**What to produce**.
Nothing but an exact repetition of the entries should appear in the answer.

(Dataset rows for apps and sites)
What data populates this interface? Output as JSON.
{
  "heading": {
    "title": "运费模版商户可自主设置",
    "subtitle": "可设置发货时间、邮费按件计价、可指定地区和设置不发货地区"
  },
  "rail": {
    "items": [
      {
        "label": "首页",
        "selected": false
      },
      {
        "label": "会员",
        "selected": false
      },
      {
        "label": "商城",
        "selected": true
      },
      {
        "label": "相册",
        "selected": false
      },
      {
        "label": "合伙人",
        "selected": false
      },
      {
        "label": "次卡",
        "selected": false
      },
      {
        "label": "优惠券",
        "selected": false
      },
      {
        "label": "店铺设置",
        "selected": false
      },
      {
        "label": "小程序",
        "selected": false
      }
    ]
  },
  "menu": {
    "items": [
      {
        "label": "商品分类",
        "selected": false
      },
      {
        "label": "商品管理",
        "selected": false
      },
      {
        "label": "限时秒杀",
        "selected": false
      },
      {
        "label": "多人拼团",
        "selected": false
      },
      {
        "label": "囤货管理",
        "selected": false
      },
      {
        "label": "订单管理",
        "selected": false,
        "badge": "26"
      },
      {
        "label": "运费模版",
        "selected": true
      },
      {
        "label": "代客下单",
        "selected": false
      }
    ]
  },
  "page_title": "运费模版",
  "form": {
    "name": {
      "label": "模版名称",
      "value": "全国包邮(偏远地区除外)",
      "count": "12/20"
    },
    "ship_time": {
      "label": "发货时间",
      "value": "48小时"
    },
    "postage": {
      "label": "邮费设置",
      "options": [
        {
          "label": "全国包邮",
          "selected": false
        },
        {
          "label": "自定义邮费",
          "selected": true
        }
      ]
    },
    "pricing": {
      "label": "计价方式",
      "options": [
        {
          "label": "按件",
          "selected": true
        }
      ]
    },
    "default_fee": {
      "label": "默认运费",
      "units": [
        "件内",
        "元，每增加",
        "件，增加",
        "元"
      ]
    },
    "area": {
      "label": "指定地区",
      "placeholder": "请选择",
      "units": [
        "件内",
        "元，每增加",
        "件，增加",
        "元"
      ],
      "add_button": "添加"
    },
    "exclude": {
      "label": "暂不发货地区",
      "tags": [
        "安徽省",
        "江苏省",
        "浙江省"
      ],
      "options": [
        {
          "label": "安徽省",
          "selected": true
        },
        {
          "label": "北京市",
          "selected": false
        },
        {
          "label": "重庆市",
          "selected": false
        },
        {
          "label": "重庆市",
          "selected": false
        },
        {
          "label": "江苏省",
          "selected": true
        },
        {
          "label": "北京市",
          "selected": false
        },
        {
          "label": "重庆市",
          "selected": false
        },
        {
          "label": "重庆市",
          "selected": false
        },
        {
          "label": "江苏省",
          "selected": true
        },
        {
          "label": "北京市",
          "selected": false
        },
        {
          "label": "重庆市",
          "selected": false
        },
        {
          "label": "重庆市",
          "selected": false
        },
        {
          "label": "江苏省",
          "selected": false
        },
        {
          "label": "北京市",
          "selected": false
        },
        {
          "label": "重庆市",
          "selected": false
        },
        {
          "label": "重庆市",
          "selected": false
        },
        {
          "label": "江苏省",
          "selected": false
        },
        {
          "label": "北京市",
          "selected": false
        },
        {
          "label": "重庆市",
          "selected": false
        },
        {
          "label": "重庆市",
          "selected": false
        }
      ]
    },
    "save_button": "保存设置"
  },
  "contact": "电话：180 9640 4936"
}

**Solution for this task**.
What data populates this interface? Output as JSON.
{
  "heading": {
    "title": "运费模版商户可自主设置",
    "subtitle": "可设置发货时间、邮费按件计价、可指定地区和设置不发货地区"
  },
  "rail": {
    "items": [
      {
        "label": "首页",
        "selected": false
      },
      {
        "label": "会员",
        "selected": false
      },
      {
        "label": "商城",
        "selected": true
      },
      {
        "label": "相册",
        "selected": false
      },
      {
        "label": "合伙人",
        "selected": false
      },
      {
        "label": "次卡",
        "selected": false
      },
      {
        "label": "优惠券",
        "selected": false
      },
      {
        "label": "店铺设置",
        "selected": false
      },
      {
        "label": "小程序",
        "selected": false
      }
    ]
  },
  "menu": {
    "items": [
      {
        "label": "商品分类",
        "selected": false
      },
      {
        "label": "商品管理",
        "selected": false
      },
      {
        "label": "限时秒杀",
        "selected": false
      },
      {
        "label": "多人拼团",
        "selected": false
      },
      {
        "label": "囤货管理",
        "selected": false
      },
      {
        "label": "订单管理",
        "selected": false,
        "badge": "26"
      },
      {
        "label": "运费模版",
        "selected": true
      },
      {
        "label": "代客下单",
        "selected": false
      }
    ]
  },
  "page_title": "运费模版",
  "form": {
    "name": {
      "label": "模版名称",
      "value": "全国包邮(偏远地区除外)",
      "count": "12/20"
    },
    "ship_time": {
      "label": "发货时间",
      "value": "48小时"
    },
    "postage": {
      "label": "邮费设置",
      "options": [
        {
          "label": "全国包邮",
          "selected": false
        },
        {
          "label": "自定义邮费",
          "selected": true
        }
      ]
    },
    "pricing": {
      "label": "计价方式",
      "options": [
        {
          "label": "按件",
          "selected": true
        }
      ]
    },
    "default_fee": {
      "label": "默认运费",
      "units": [
        "件内",
        "元，每增加",
        "件，增加",
        "元"
      ]
    },
    "area": {
      "label": "指定地区",
      "placeholder": "请选择",
      "units": [
        "件内",
        "元，每增加",
        "件，增加",
        "元"
      ],
      "add_button": "添加"
    },
    "exclude": {
      "label": "暂不发货地区",
      "tags": [
        "安徽省",
        "江苏省",
        "浙江省"
      ],
      "options": [
        {
          "label": "安徽省",
          "selected": true
        },
        {
          "label": "北京市",
          "selected": false
        },
        {
          "label": "重庆市",
          "selected": false
        },
        {
          "label": "重庆市",
          "selected": false
        },
        {
          "label": "江苏省",
          "selected": true
        },
        {
          "label": "北京市",
          "selected": false
        },
        {
          "label": "重庆市",
          "selected": false
        },
        {
          "label": "重庆市",
          "selected": false
        },
        {
          "label": "江苏省",
          "selected": true
        },
        {
          "label": "北京市",
          "selected": false
        },
        {
          "label": "重庆市",
          "selected": false
        },
        {
          "label": "重庆市",
          "selected": false
        },
        {
          "label": "江苏省",
          "selected": false
        },
        {
          "label": "北京市",
          "selected": false
        },
        {
          "label": "重庆市",
          "selected": false
        },
        {
          "label": "重庆市",
          "selected": false
        },
        {
          "label": "江苏省",
          "selected": false
        },
        {
          "label": "北京市",
          "selected": false
        },
        {
          "label": "重庆市",
          "selected": false
        },
        {
          "label": "重庆市",
          "selected": false
        }
      ]
    },
    "save_button": "保存设置"
  },
  "contact": "电话：180 9640 4936"
}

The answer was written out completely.